If there’s anything Apple has not been good at, it’s social media. While Google finally seems to have figured out in own place in the social media niche with the highly Google Search-oriented Google+, Apple has struggled to craft its own branded social media experience. Building off of iTunes, Cupertino hoped that Ping could be their answer. But for as popular as Apple’s on-demand music e-commerce platform may be, it has not proven to be well-suited for a social media integration like Ping.
Now, however, it appears as if Apple might forgo an attempt at building its own social networking platform and instead buy a stake in Twitter.
According to the New York Times:
Apple has considered an investment in the hundreds of millions of dollars, one that could value Twitter at more than $10 billion, up from an $8.4 billion valuation last year, these people said. They declined to be named because the discussions were private.
To be sure, it isn’t a lot of money for Apple, which is reported to have $117 billion in liquid assets at its disposal. However, it is a make departure from Apple’s usual model of market development, which usually features an acquisition of a small start-up company that can then be shaped in Apple’s image and likeness, or Apple’s own in-house development of a product and service.
The Times points out that “Twitter and Apple have already been working together. Recently, Apple has tightly sewn Twitter features into its software for phones, tablets and computers, while, behind the scenes, Twitter has put more resources into managing its relationship with Apple.” We’ve also seen with the new iOS 6 build that Apple is moving to further integrate with Facebook as well, after the awkward meltdown of the proposed Apple/Facebook integration with Ping.
Still, it’s difficult to see what Apple — and Twitter’s angle would be in letting Cupertino become a major stakeholder in the Twitter empire. Although Apple is a much larger company, Twitter has also managed to stash plenty of cash away — their war chest is reported to be $600 million. That isn’t all that much when compared to Apple’s stack, but it demonstrates that Twitter is indeed a thriving company. In fact, it still remains more growth-oriented than even Facebook, which has seen a slide in interest, as well as its disastrous public stock offering this year.
Speaking of public stock offerings, Apple’s possible investment into Twitter could have a lot to do with a Twitter IPO, since “Twitter is widely expected to pursue a public offering within the next couple of years, whether or not it agrees to deals with investors like Apple.” For as much as Twitter might have plenty of cash in the bank, they will need to be much further capitalized if they choose to become a public offering, since we have already seen how destructive a poorly-managed IPO can be for even a wealthy company like Facebook. Apple’s stake in Twitter could be about reaping a major windfall in a Twitter IPO.
Further Twitter Integration On iOS?

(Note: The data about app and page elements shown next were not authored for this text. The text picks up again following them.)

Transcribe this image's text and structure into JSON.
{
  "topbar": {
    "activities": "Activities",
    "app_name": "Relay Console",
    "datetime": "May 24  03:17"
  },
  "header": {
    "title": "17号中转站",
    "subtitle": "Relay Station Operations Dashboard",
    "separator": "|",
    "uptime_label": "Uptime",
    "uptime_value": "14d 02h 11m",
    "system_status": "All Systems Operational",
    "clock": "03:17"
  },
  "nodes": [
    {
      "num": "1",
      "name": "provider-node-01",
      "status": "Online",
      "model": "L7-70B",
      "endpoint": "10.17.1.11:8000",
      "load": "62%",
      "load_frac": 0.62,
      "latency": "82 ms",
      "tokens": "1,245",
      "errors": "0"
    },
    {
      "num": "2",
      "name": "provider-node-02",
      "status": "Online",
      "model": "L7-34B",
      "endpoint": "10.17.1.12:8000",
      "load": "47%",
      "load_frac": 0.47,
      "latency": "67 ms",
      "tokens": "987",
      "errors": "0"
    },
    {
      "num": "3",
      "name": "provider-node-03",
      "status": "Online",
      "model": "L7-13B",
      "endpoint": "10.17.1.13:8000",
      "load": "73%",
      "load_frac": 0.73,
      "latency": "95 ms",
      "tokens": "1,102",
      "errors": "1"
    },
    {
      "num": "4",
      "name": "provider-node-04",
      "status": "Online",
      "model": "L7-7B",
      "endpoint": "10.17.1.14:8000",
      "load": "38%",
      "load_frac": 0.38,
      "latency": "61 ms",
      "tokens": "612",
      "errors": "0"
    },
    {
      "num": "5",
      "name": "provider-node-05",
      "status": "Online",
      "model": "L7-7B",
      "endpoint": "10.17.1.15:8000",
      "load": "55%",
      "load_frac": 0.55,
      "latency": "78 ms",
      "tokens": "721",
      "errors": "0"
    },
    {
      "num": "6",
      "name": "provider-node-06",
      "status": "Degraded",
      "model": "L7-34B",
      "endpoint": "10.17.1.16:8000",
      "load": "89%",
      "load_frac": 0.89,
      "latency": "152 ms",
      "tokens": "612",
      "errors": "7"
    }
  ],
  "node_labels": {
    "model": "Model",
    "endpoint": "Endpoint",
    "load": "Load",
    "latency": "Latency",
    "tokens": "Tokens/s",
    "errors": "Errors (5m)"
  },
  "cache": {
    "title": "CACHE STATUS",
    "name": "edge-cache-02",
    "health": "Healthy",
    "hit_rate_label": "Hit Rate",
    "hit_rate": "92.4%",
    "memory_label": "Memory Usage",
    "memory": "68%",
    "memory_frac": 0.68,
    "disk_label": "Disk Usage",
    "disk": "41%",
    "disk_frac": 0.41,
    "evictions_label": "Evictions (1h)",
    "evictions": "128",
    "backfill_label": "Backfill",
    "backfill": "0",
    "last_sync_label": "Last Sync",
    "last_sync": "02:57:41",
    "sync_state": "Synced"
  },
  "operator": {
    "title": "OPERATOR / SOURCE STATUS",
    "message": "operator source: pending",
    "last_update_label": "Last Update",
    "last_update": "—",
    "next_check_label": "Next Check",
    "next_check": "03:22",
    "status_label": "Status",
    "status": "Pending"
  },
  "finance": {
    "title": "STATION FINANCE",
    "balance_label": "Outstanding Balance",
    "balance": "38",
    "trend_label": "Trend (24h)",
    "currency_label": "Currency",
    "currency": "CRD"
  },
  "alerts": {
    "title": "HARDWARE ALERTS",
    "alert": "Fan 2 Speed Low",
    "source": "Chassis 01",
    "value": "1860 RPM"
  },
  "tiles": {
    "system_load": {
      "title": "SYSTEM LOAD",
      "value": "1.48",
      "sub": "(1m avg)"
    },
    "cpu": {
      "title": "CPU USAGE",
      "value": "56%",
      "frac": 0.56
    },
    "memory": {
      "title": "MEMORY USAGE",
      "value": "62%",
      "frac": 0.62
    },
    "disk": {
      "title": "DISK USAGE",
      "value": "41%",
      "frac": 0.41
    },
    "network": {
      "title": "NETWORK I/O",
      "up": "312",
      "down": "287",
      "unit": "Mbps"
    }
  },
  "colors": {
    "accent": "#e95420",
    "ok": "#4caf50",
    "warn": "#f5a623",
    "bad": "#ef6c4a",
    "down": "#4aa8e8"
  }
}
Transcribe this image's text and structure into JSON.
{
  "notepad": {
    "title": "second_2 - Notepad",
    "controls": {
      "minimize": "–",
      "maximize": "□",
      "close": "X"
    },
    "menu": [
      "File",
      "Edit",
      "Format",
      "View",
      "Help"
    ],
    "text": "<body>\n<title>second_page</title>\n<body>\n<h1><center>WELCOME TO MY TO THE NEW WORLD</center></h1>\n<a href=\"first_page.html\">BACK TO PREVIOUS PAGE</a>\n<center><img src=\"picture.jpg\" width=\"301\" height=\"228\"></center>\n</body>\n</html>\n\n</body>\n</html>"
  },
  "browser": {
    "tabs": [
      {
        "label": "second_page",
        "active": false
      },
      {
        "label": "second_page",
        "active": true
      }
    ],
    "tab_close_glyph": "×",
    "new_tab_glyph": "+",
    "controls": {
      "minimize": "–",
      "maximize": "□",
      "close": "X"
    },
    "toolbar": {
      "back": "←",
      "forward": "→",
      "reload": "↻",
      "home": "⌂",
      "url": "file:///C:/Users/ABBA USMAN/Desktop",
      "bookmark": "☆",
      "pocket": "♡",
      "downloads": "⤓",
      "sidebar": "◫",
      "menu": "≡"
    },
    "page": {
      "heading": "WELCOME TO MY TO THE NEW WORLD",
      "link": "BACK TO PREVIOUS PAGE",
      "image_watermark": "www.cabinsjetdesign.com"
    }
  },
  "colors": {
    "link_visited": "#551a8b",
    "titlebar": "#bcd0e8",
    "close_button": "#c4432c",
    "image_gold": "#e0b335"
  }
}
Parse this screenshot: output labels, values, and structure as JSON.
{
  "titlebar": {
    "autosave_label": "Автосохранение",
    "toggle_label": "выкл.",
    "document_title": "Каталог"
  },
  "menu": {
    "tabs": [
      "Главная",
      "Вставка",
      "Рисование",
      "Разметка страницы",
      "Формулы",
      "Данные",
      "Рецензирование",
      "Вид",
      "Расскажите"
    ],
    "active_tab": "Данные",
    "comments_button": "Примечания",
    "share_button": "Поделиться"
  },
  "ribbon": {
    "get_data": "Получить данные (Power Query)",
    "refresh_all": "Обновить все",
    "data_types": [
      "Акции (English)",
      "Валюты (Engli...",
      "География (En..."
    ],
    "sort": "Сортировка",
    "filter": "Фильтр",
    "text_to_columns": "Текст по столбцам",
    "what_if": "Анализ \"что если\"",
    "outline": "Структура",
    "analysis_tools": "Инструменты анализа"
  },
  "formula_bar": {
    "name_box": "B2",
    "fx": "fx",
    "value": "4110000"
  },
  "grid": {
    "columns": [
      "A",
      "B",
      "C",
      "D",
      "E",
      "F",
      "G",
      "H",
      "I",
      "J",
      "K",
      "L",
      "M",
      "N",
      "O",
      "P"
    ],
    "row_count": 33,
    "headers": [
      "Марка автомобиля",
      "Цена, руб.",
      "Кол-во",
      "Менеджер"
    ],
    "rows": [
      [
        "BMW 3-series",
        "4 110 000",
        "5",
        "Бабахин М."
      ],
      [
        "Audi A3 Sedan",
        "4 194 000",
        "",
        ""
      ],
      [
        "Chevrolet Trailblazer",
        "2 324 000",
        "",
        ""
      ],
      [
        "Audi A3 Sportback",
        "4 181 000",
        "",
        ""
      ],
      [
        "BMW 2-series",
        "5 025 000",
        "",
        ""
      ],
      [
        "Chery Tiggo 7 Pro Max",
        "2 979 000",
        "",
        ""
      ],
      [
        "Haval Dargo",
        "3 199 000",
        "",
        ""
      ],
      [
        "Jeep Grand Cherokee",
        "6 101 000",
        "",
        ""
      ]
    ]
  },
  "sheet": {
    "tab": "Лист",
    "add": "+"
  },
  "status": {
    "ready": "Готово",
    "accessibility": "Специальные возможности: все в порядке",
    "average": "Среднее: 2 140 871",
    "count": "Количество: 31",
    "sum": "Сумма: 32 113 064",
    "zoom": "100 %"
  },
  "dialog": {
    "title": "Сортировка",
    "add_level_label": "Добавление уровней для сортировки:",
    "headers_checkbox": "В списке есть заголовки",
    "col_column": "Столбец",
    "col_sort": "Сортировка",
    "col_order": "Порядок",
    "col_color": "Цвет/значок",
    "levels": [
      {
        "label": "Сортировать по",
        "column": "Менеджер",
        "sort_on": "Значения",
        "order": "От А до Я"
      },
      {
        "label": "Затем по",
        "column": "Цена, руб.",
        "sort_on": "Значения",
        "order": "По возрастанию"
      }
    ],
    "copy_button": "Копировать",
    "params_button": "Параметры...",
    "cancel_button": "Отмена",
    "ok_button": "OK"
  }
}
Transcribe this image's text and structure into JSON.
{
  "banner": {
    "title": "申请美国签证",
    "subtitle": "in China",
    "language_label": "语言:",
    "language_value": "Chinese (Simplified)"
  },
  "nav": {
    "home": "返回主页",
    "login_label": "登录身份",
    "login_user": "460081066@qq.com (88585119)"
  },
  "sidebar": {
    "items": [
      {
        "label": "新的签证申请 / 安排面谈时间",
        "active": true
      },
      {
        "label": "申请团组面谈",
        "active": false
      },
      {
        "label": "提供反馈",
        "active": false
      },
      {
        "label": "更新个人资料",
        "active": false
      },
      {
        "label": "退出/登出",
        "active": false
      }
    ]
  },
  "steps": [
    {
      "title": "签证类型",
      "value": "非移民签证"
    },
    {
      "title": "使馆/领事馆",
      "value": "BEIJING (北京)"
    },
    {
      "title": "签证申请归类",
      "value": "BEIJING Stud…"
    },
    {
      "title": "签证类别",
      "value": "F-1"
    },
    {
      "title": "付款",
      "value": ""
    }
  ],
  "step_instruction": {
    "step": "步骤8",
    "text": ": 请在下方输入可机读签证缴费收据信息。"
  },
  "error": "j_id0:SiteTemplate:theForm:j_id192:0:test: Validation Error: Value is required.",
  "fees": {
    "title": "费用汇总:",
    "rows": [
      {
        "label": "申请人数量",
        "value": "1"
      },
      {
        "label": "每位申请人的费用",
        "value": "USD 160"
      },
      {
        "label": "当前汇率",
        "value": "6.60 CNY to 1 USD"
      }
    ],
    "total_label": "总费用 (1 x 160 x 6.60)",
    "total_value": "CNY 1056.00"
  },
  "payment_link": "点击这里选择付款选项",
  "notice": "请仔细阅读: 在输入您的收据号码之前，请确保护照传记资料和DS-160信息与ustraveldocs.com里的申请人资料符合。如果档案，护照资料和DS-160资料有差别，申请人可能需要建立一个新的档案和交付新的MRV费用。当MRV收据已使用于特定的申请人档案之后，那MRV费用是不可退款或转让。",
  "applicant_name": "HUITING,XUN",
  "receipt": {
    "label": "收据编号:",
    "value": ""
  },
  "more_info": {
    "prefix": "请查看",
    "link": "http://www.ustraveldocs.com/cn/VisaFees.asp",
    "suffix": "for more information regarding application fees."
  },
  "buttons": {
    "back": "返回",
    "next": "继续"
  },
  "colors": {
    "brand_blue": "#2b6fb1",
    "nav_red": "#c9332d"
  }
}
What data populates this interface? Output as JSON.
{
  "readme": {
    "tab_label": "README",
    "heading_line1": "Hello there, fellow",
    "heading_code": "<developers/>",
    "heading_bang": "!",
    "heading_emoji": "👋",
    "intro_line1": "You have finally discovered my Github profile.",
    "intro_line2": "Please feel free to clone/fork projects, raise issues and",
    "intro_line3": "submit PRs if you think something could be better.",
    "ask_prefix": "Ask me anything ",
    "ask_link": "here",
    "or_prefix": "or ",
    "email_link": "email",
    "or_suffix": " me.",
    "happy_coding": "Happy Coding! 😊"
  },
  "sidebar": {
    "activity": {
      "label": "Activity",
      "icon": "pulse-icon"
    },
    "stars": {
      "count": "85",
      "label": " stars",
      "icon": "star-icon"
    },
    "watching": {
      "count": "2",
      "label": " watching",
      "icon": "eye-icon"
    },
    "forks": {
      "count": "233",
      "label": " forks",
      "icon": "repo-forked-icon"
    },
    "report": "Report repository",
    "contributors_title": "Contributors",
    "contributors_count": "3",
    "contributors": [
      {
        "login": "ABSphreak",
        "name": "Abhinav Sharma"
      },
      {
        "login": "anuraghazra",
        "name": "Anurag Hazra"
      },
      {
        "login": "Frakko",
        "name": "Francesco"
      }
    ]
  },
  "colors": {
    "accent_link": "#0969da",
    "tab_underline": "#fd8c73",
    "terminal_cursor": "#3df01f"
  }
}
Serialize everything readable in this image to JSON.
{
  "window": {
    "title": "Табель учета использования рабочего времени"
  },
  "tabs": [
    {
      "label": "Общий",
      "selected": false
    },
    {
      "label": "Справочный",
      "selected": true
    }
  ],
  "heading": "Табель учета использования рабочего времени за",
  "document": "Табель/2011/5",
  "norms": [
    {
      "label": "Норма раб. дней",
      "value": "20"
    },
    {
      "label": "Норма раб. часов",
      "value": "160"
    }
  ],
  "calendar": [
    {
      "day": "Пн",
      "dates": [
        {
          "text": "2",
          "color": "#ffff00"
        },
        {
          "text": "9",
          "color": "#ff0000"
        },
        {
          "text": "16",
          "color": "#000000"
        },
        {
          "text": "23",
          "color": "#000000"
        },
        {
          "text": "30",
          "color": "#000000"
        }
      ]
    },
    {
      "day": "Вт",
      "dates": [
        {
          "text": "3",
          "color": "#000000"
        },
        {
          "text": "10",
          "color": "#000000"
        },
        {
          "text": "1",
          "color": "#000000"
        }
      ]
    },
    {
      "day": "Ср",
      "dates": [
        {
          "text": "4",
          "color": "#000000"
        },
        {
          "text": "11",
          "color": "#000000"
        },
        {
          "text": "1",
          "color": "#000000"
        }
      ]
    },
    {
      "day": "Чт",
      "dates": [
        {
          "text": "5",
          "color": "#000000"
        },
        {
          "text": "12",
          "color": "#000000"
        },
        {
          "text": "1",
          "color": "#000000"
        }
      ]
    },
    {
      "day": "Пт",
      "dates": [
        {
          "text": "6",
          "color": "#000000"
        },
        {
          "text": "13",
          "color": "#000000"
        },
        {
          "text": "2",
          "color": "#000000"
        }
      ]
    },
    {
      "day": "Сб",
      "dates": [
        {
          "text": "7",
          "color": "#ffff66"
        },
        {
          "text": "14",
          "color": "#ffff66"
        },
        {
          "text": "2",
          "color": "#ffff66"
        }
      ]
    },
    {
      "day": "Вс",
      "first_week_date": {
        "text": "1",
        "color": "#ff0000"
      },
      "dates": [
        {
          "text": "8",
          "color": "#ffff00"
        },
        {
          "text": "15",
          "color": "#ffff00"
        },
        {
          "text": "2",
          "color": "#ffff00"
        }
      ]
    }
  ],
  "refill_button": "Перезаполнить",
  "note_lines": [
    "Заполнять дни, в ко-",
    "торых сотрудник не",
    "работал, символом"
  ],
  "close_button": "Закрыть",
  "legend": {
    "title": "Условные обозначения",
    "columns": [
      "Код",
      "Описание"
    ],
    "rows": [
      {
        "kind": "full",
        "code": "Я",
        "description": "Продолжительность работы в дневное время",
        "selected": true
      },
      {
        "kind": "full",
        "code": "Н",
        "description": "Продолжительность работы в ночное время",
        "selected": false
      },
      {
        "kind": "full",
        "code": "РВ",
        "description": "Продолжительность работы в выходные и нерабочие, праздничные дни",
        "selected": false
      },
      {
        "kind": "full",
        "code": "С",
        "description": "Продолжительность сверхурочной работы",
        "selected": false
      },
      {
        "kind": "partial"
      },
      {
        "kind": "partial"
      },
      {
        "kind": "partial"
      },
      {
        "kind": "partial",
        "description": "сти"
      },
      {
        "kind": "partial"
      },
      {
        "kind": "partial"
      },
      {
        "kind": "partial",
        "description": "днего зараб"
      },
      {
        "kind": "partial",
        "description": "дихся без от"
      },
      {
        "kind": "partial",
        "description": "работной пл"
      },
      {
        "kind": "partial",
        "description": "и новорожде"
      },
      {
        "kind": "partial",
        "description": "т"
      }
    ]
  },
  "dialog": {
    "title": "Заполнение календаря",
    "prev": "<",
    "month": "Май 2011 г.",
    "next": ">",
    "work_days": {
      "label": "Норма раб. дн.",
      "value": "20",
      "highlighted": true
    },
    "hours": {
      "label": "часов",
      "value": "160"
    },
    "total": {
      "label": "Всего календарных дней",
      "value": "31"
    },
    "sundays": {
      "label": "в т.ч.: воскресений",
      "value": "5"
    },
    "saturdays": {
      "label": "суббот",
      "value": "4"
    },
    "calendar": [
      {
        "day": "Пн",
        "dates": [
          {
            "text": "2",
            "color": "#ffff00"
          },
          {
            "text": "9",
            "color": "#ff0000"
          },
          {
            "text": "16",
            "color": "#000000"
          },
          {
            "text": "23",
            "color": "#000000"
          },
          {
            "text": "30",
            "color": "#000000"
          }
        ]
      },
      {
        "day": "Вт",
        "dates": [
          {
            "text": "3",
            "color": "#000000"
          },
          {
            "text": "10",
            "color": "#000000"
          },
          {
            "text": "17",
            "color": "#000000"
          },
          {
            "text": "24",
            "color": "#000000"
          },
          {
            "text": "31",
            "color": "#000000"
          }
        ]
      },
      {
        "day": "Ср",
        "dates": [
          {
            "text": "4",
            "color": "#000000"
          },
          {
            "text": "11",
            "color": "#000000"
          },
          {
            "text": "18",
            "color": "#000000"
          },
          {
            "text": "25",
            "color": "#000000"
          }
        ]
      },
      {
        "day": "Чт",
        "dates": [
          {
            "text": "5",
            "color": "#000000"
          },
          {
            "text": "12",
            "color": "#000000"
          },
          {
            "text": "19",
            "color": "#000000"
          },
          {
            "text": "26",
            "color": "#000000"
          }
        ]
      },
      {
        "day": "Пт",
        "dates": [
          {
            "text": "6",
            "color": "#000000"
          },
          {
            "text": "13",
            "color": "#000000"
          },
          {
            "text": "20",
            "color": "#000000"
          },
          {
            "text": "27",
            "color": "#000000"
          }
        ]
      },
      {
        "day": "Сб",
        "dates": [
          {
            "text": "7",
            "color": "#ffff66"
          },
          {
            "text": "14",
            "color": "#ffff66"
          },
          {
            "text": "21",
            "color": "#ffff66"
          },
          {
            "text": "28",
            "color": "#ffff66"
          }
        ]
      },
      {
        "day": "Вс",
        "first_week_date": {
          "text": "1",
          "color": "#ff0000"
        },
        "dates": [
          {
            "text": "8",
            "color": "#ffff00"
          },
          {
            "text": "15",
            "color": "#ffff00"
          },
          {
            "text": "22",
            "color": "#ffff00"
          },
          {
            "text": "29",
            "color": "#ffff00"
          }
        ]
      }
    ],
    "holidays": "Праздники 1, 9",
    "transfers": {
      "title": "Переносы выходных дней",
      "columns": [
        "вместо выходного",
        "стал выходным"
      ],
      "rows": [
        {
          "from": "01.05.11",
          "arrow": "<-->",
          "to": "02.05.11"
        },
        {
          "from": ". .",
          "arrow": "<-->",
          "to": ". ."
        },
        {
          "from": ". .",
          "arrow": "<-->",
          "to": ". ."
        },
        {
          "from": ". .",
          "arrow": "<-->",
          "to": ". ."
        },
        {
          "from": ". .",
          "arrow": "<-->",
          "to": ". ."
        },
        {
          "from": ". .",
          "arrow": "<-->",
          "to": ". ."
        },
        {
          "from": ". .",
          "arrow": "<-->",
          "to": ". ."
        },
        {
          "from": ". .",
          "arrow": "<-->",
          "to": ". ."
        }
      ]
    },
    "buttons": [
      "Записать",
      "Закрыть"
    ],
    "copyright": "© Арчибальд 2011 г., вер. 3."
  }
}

The Times article also points out that “Apple and Twitter are logical partners in some ways. Unlike Facebook or Google, Twitter has no plans to compete with Apple in the phone business or elsewhere. And as Apple has found, social is just not in its DNA.” It can also be argued that Twitter’s design — complete with its 140-character limit, streamlined user interface, and geolocation — makes it a more mobile, on-the-go social media experience than Facebook. As more and more social media websites pop up, a more definitive division exists between platforms like Twitter and Instagram, which offer users a more immediate, on-demand social media experience, and Facebook and Pinterest, which are more immersive and keep users on their sites.
Apple may see Twitter as an ideal match for the iPhone.
Time will most certainly tell. While we’ll see more Facebook integration on iOS 6, keeping an eye on what Apple does to accommodate Twitter in the near future — and vice versa — will tell us a lot about where this relationship may be headed.
By Michael Nace